Special report: Enlisting workers in the value-based purchasing effort
More hospitals offer frontline incentive programs to complement the push for value-based purchasing, but some see pitfalls
The story is often told in the hallways of Massachusetts General Hospital: A chaplain, upon seeing a doctor leave a patient room without applying hand sanitizer, gently reminded the physician of the need to follow the organization’s hand-hygiene policy.
“The chaplain said, ‘If you don’t wash your hands, I won’t get my bonus,’ ” says Jeff Davis, senior vice president for human resources at the Boston hospital, recounting the story from several years ago.
Experts say such bonus plans, which offer frontline healthcare workers small financial perks when their hospitals meet clinical quality or patient-safety goals, are becoming increasingly interesting ideas to HR executives.

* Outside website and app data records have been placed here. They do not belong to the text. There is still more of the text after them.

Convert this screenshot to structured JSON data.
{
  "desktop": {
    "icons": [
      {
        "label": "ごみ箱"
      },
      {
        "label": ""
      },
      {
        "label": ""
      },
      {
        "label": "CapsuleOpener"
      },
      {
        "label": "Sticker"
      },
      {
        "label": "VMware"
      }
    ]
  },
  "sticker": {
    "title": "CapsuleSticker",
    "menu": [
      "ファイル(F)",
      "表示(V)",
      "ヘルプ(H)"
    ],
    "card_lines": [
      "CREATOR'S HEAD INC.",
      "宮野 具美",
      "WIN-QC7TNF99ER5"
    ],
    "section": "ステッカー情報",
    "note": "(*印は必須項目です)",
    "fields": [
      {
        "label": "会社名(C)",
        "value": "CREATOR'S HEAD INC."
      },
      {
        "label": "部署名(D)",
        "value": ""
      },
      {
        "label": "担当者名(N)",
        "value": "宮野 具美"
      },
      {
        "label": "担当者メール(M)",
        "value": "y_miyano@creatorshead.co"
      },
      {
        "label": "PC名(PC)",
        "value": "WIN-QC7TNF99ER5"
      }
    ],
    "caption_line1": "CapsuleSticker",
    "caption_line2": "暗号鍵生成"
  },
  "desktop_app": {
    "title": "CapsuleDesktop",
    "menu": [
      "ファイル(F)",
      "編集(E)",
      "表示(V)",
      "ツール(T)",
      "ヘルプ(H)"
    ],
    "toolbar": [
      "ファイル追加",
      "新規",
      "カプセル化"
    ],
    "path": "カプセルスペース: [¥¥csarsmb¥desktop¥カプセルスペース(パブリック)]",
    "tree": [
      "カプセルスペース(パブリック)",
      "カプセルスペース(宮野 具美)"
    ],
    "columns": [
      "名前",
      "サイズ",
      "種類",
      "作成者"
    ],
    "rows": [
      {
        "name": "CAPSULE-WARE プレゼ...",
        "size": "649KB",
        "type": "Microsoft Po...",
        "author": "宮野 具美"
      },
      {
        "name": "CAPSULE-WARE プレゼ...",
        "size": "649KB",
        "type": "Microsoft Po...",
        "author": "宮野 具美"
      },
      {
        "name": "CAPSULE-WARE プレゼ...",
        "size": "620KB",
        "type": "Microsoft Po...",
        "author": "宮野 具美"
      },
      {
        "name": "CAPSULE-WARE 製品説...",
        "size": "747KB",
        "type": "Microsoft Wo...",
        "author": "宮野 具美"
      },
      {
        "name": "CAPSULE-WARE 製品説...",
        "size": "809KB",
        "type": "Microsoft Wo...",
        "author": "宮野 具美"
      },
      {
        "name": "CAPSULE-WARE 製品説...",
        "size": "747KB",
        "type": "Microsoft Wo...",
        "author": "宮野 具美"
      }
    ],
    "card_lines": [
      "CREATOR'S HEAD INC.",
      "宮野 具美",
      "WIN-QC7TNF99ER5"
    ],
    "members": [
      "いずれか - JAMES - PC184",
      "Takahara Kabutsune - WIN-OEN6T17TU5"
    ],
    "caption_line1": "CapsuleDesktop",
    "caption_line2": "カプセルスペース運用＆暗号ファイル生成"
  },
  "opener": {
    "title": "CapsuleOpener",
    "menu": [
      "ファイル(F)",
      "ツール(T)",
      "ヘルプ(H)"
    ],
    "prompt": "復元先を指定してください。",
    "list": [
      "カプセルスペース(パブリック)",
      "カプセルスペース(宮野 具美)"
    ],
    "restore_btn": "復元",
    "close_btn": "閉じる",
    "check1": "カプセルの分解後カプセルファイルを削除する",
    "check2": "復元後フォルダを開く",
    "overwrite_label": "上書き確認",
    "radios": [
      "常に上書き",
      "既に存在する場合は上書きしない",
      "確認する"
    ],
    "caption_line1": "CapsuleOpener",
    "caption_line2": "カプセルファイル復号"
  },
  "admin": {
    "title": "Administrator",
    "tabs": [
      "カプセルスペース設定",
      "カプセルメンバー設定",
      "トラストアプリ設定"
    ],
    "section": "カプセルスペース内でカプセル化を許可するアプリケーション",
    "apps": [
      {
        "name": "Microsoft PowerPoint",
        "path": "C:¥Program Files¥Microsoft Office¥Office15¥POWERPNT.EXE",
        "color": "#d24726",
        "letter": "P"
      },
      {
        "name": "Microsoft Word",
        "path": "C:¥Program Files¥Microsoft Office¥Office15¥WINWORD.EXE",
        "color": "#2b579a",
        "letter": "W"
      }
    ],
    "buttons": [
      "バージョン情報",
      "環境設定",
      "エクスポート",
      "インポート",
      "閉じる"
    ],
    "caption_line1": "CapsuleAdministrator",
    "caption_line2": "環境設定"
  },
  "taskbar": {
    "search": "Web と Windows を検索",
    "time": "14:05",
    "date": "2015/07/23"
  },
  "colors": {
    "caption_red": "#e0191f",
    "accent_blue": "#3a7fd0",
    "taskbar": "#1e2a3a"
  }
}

Hospi- tal officials in California, Illinois, Massachusetts, New York and elsewhere have implemented such programs, and insiders say many others have started considering it.
Mass General has used one-time incentives for years. In the hand-hygiene example, employees received $100 each if the hospital met its goal of 90% hand-sanitizer use before and after patient encounters, as measured by secret monitors. The 907-bed hospital also has used bonuses for personal and organization-wide performance on flu vaccination documentation and receiving training on improving the patient experience, Davis says.
At the University of Illinois Medical Center in Chicago, a group of 1,150 unionized members of the Illinois Nurses Association recently struck a new three-year contract that spells out bonuses of up to $1,000 a year per nurse if the academic medical center achieves incremental increases in its patient-satisfaction scores in four clinical departments. The bonuses come in addition to traditional annual wage increases.
“We looked at it as, OK, this is something the employer is bringing forward,” says Alice Johnson, the INA program director who negotiated the contract. “I would say we’re very cautious about it, and we’ll see what happens with it. We didn’t see any detriment with it. It could potentially lead to more money for the nurses, but we’ll have to see as it’s implemented how it works out.”
Jan Spunt, chief nursing officer at the 467-bed hospital, says the nurses are aware that the hospital wants workers to think about the kinds of patient-satisfaction metrics that could lead to changes in Medicare reimbursements under the value-based purchasing program starting in January 2013—but that’s not the primary motivator for the bonus program.
“That is a motivator, and I communicate that to the staff so that they’re aware of it,” Spunt says. “But I also communicate to staff that we need to do it because it’s the right thing to do.”
Dr. Bryan Becker, interim chief medical officer at the hospital, says the program is a starting point. If it finds success, hospital officials might eventually try to open discussions of incentives related to other clinical-quality goals as well.
At least 25% of hospitals already have some type of financial performance-incentive system for frontline healthcare workers, and that figure is expected to grow in coming years, says Debbie O’brien, senior vice president of consulting and education services at healthcare performance--
Drs. Sheetal Patel, left, and Manuel Gonzalez check in on Ada Alexis at New York Methodist Hospital. Residents at the hospital receive bonuses if patient-satisfaction goals are met.